─── INPUT DATA ───

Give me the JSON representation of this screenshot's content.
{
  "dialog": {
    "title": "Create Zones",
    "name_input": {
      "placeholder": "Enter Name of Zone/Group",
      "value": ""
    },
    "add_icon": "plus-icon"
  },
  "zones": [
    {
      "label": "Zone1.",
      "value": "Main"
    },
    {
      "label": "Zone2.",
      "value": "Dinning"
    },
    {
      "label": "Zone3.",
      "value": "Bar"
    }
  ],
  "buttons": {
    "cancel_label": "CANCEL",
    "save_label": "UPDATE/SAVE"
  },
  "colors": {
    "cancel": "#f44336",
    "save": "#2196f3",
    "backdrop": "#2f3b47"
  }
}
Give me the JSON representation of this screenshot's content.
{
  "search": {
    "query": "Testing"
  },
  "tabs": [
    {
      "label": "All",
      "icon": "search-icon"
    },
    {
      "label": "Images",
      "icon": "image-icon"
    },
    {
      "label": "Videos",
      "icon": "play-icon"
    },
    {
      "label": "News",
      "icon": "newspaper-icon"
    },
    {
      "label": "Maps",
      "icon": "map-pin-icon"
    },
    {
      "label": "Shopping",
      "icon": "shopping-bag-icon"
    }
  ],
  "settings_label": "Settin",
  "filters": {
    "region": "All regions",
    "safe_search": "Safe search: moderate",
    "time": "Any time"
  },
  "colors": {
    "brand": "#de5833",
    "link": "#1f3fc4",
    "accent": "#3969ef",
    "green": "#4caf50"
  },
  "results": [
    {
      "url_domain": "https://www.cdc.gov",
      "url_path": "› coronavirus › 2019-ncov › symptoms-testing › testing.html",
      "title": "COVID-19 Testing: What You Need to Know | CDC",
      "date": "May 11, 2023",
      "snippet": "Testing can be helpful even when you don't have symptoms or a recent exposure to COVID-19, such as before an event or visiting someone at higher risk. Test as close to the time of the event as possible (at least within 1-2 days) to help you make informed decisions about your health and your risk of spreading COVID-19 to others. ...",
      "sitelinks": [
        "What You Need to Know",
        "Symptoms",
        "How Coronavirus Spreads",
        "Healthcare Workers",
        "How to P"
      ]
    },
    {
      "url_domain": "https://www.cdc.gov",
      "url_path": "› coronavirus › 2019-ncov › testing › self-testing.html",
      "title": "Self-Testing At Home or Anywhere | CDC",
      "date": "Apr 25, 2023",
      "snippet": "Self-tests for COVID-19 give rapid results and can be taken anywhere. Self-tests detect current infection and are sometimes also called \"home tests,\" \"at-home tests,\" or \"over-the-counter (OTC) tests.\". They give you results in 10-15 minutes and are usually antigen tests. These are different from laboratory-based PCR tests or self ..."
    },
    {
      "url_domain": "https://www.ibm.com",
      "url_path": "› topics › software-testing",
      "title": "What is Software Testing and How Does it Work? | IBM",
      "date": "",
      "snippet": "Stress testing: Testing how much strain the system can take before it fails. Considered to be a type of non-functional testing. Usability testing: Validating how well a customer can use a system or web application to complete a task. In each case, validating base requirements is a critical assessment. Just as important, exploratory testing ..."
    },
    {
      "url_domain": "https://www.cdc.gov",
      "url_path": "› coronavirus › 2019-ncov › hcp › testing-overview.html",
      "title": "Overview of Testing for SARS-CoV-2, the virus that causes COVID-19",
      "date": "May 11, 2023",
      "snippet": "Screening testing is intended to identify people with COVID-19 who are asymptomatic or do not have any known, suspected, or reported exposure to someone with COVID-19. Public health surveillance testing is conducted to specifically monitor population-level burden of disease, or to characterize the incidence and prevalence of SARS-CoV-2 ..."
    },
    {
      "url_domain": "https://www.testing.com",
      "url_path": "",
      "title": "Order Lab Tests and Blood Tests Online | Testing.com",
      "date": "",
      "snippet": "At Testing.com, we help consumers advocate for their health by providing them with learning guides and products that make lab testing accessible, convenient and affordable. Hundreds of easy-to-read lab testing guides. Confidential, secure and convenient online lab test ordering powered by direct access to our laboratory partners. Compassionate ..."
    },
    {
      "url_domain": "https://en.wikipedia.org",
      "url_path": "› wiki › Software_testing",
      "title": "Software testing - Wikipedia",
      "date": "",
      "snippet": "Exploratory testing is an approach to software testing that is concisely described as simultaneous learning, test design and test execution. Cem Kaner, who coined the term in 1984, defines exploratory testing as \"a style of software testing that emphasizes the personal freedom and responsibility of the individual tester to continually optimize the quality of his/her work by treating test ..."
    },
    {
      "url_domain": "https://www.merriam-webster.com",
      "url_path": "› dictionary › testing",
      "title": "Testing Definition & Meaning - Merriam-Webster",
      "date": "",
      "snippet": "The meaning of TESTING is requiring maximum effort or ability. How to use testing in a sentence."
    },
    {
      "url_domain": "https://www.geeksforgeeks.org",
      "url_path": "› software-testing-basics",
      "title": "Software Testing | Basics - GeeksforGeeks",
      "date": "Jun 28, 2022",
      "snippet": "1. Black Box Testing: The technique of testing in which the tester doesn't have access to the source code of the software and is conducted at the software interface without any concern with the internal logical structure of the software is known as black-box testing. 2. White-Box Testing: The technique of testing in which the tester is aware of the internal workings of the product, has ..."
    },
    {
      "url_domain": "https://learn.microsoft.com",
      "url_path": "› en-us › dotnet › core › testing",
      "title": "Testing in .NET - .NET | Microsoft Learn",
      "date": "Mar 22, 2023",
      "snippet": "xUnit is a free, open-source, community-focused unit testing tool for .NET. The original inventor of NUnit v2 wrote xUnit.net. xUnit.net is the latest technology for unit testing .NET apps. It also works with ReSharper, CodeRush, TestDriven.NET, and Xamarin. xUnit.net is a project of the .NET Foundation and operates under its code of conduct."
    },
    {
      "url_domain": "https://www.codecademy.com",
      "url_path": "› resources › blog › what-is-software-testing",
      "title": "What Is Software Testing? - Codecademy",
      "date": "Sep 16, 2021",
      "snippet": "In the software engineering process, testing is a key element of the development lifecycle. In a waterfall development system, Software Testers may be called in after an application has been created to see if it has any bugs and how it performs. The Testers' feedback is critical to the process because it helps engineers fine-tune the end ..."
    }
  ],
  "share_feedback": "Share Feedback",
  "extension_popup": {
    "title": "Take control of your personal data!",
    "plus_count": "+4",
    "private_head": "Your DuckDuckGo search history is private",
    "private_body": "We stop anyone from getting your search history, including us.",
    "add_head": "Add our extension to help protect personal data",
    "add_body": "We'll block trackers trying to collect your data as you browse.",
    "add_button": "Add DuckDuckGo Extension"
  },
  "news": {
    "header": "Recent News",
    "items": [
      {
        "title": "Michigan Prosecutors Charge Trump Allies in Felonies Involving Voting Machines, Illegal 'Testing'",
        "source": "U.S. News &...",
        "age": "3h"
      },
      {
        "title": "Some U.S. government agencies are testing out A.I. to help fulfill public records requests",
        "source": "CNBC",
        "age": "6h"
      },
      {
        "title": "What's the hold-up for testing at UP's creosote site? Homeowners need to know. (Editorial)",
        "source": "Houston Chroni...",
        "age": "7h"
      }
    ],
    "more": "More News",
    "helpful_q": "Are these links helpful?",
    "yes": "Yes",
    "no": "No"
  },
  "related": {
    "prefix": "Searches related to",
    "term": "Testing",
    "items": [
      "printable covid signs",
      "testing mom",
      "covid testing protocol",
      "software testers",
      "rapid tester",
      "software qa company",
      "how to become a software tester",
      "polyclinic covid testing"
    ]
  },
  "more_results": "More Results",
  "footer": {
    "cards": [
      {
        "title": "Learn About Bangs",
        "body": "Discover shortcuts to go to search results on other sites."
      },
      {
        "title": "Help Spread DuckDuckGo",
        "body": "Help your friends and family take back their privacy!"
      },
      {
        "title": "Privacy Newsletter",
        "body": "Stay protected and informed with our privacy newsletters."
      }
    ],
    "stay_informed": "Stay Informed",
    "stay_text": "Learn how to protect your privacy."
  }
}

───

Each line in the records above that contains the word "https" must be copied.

COMPLETED TASK =
      "url_domain": "https://www.cdc.gov",
      "url_domain": "https://www.cdc.gov",
      "url_domain": "https://www.ibm.com",
      "url_domain": "https://www.cdc.gov",
      "url_domain": "https://www.testing.com",
      "url_domain": "https://en.wikipedia.org",
      "url_domain": "https://www.merriam-webster.com",
      "url_domain": "https://www.geeksforgeeks.org",
      "url_domain": "https://learn.microsoft.com",
      "url_domain": "https://www.codecademy.com",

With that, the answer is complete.